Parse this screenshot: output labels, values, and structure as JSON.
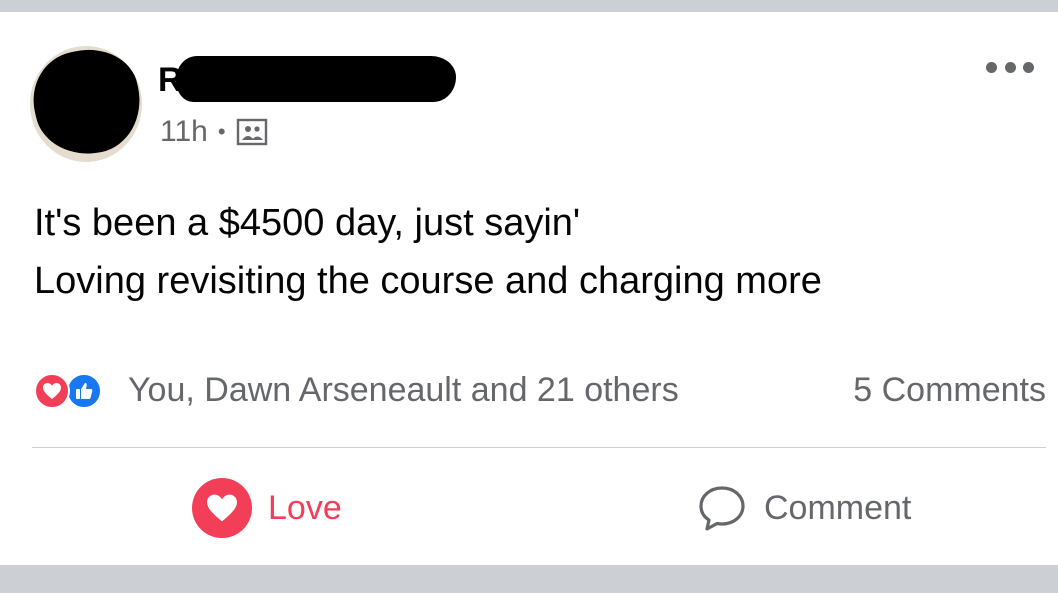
{
  "post": {
    "author": {
      "name_visible_initial": "R",
      "avatar_redacted": true
    },
    "timestamp": "11h",
    "separator_dot": "•",
    "privacy_icon": "friends-photo-icon",
    "menu_icon": "more-options-icon",
    "text_lines": [
      "It's been a $4500 day, just sayin'",
      "Loving revisiting the course and charging more"
    ],
    "reactions": {
      "icons": [
        "love-reaction-icon",
        "like-reaction-icon"
      ],
      "summary": "You, Dawn Arseneault and 21 others"
    },
    "comments_count": "5 Comments",
    "actions": {
      "love_label": "Love",
      "comment_label": "Comment"
    }
  },
  "colors": {
    "love_red": "#f33e58",
    "like_blue": "#1877f2",
    "secondary_text": "#65676b",
    "divider": "#ccd0d5"
  }
}
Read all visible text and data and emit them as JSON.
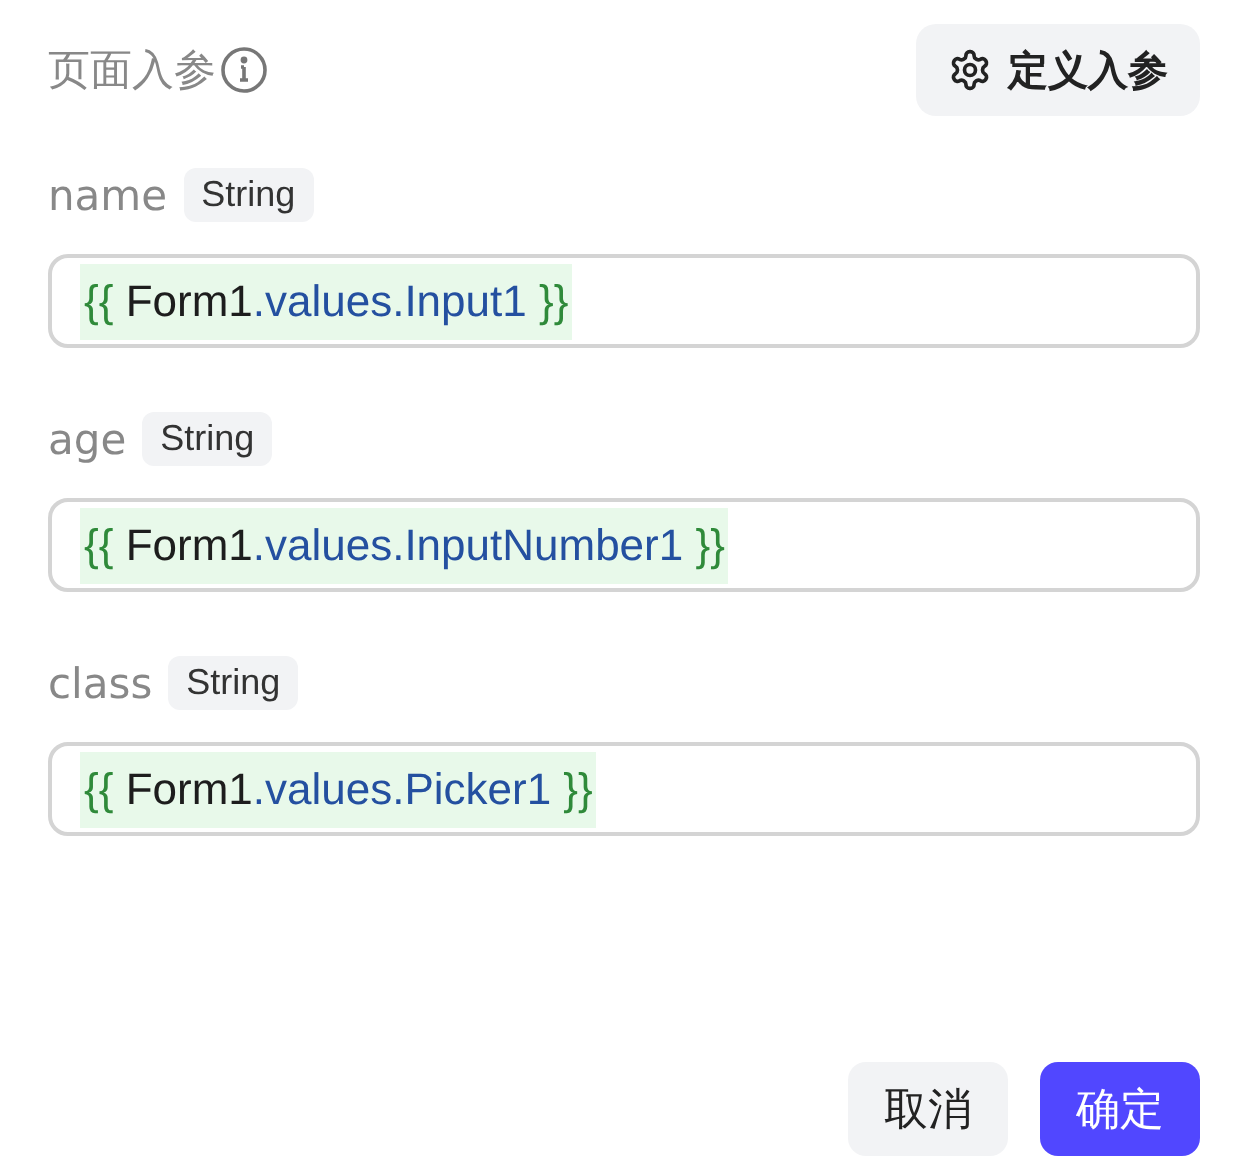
{
  "header": {
    "title": "页面入参",
    "define_button": "定义入参"
  },
  "params": [
    {
      "name": "name",
      "type": "String",
      "value": [
        {
          "kind": "brace",
          "text": "{{ "
        },
        {
          "kind": "object",
          "text": "Form1"
        },
        {
          "kind": "path",
          "text": ".values.Input1"
        },
        {
          "kind": "brace",
          "text": " }}"
        }
      ]
    },
    {
      "name": "age",
      "type": "String",
      "value": [
        {
          "kind": "brace",
          "text": "{{ "
        },
        {
          "kind": "object",
          "text": "Form1"
        },
        {
          "kind": "path",
          "text": ".values.InputNumber1"
        },
        {
          "kind": "brace",
          "text": " }}"
        }
      ]
    },
    {
      "name": "class",
      "type": "String",
      "value": [
        {
          "kind": "brace",
          "text": "{{ "
        },
        {
          "kind": "object",
          "text": "Form1"
        },
        {
          "kind": "path",
          "text": ".values.Picker1"
        },
        {
          "kind": "brace",
          "text": " }}"
        }
      ]
    }
  ],
  "footer": {
    "cancel": "取消",
    "confirm": "确定"
  }
}
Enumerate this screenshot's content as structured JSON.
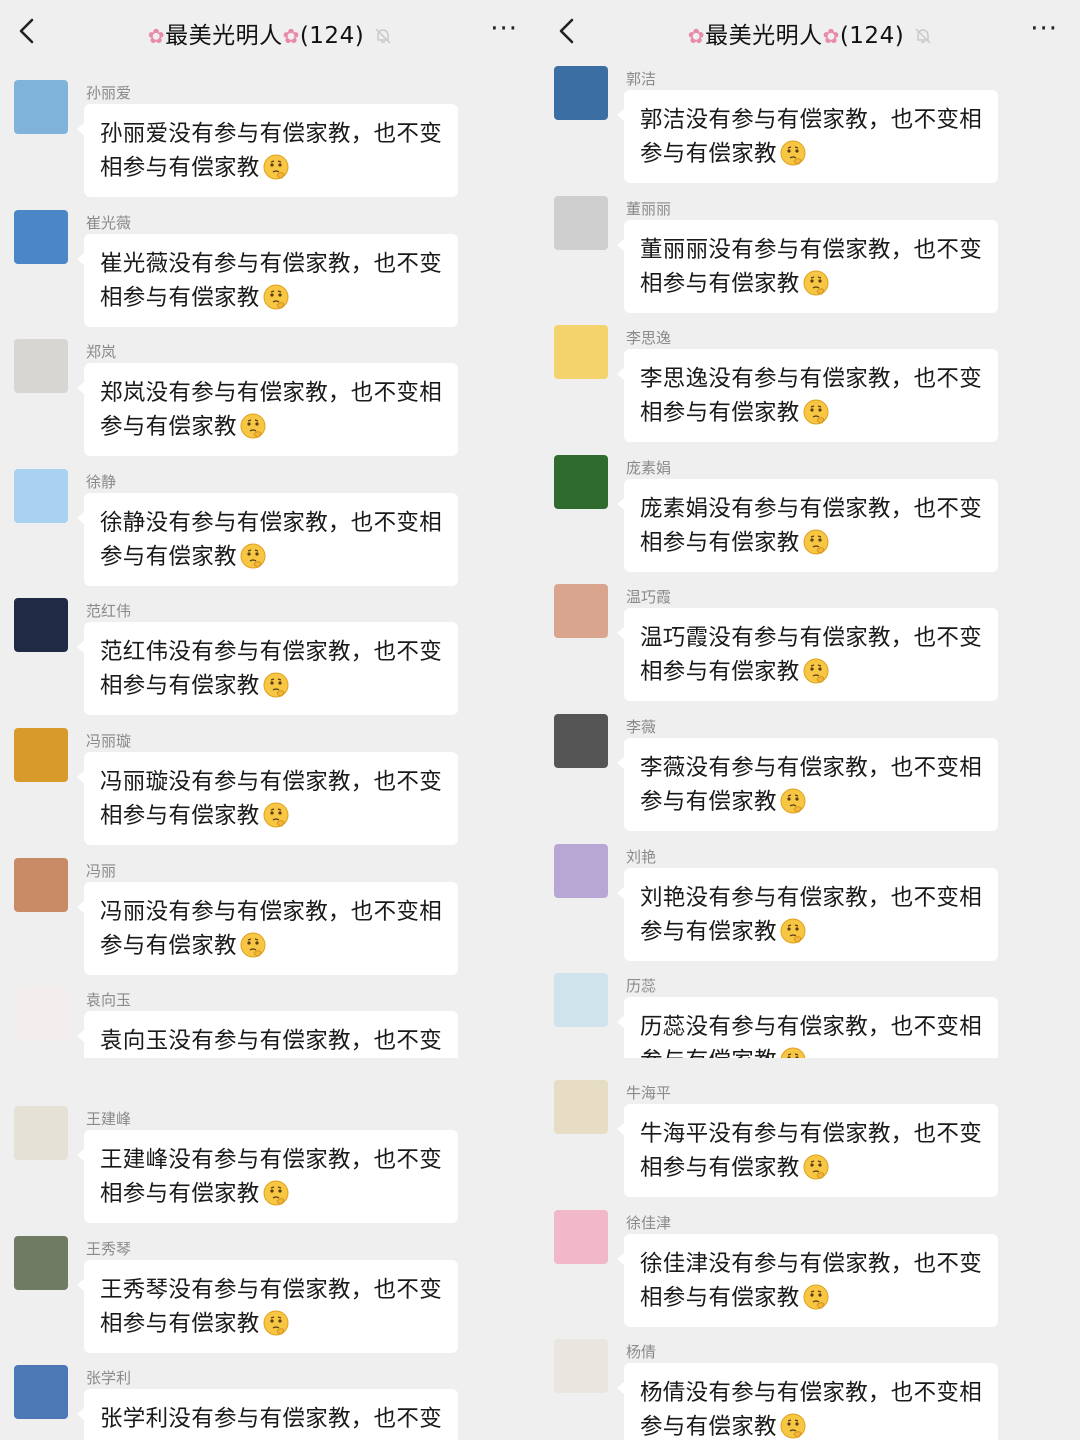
{
  "header": {
    "back_icon": "chevron-left-icon",
    "title_prefix_icon": "flower-icon",
    "title": "最美光明人",
    "count": "(124)",
    "mute_icon": "bell-off-icon",
    "more_icon": "more-dots-icon",
    "more_label": "···"
  },
  "left_top": [
    {
      "sender": "孙丽爱",
      "text": "孙丽爱没有参与有偿家教，也不变相参与有偿家教",
      "avatar": "sky-avatar",
      "color": "#7fb3da"
    },
    {
      "sender": "崔光薇",
      "text": "崔光薇没有参与有偿家教，也不变相参与有偿家教",
      "avatar": "cloud-avatar",
      "color": "#4b86c7"
    },
    {
      "sender": "郑岚",
      "text": "郑岚没有参与有偿家教，也不变相参与有偿家教",
      "avatar": "figure-avatar",
      "color": "#d8d6d2"
    },
    {
      "sender": "徐静",
      "text": "徐静没有参与有偿家教，也不变相参与有偿家教",
      "avatar": "cartoon-avatar",
      "color": "#a9d1f0"
    },
    {
      "sender": "范红伟",
      "text": "范红伟没有参与有偿家教，也不变相参与有偿家教",
      "avatar": "medal-avatar",
      "color": "#1f2a44"
    },
    {
      "sender": "冯丽璇",
      "text": "冯丽璇没有参与有偿家教，也不变相参与有偿家教",
      "avatar": "sunset-field-avatar",
      "color": "#d89a2a"
    },
    {
      "sender": "冯丽",
      "text": "冯丽没有参与有偿家教，也不变相参与有偿家教",
      "avatar": "sunset-sea-avatar",
      "color": "#c98a66"
    },
    {
      "sender": "袁向玉",
      "text": "袁向玉没有参与有偿家教，也不变",
      "avatar": "kids-avatar",
      "color": "#f3eded"
    }
  ],
  "left_bottom": [
    {
      "sender": "王建峰",
      "text": "王建峰没有参与有偿家教，也不变相参与有偿家教",
      "avatar": "sketch-avatar",
      "color": "#e6e1d6"
    },
    {
      "sender": "王秀琴",
      "text": "王秀琴没有参与有偿家教，也不变相参与有偿家教",
      "avatar": "outdoor-avatar",
      "color": "#6f7c63"
    },
    {
      "sender": "张学利",
      "text": "张学利没有参与有偿家教，也不变",
      "avatar": "beach-avatar",
      "color": "#4c78b5"
    }
  ],
  "right_top": [
    {
      "sender": "郭洁",
      "text": "郭洁没有参与有偿家教，也不变相参与有偿家教",
      "avatar": "scenery-avatar",
      "color": "#3b6fa3"
    },
    {
      "sender": "董丽丽",
      "text": "董丽丽没有参与有偿家教，也不变相参与有偿家教",
      "avatar": "portrait-avatar",
      "color": "#cfcfcf"
    },
    {
      "sender": "李思逸",
      "text": "李思逸没有参与有偿家教，也不变相参与有偿家教",
      "avatar": "baby-avatar",
      "color": "#f4d36a"
    },
    {
      "sender": "庞素娟",
      "text": "庞素娟没有参与有偿家教，也不变相参与有偿家教",
      "avatar": "lotus-avatar",
      "color": "#2f6b2f"
    },
    {
      "sender": "温巧霞",
      "text": "温巧霞没有参与有偿家教，也不变相参与有偿家教",
      "avatar": "child-avatar",
      "color": "#d9a58e"
    },
    {
      "sender": "李薇",
      "text": "李薇没有参与有偿家教，也不变相参与有偿家教",
      "avatar": "hands-avatar",
      "color": "#555555"
    },
    {
      "sender": "刘艳",
      "text": "刘艳没有参与有偿家教，也不变相参与有偿家教",
      "avatar": "lavender-avatar",
      "color": "#b8a7d4"
    },
    {
      "sender": "历蕊",
      "text": "历蕊没有参与有偿家教，也不变相参与有偿家教",
      "avatar": "bottle-avatar",
      "color": "#cfe3ec"
    }
  ],
  "right_bottom": [
    {
      "sender": "牛海平",
      "text": "牛海平没有参与有偿家教，也不变相参与有偿家教",
      "avatar": "toddler-avatar",
      "color": "#e7dcc4"
    },
    {
      "sender": "徐佳津",
      "text": "徐佳津没有参与有偿家教，也不变相参与有偿家教",
      "avatar": "cartoon-girl-avatar",
      "color": "#f0b8c8"
    },
    {
      "sender": "杨倩",
      "text": "杨倩没有参与有偿家教，也不变相参与有偿家教",
      "avatar": "woman-avatar",
      "color": "#e9e6e0"
    }
  ],
  "emoji": "thinking-face-emoji"
}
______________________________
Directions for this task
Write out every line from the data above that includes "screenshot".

Written answer
Parse this screenshot: output labels, values, and structure as JSON.
Enumerate this screenshot's content as structured JSON.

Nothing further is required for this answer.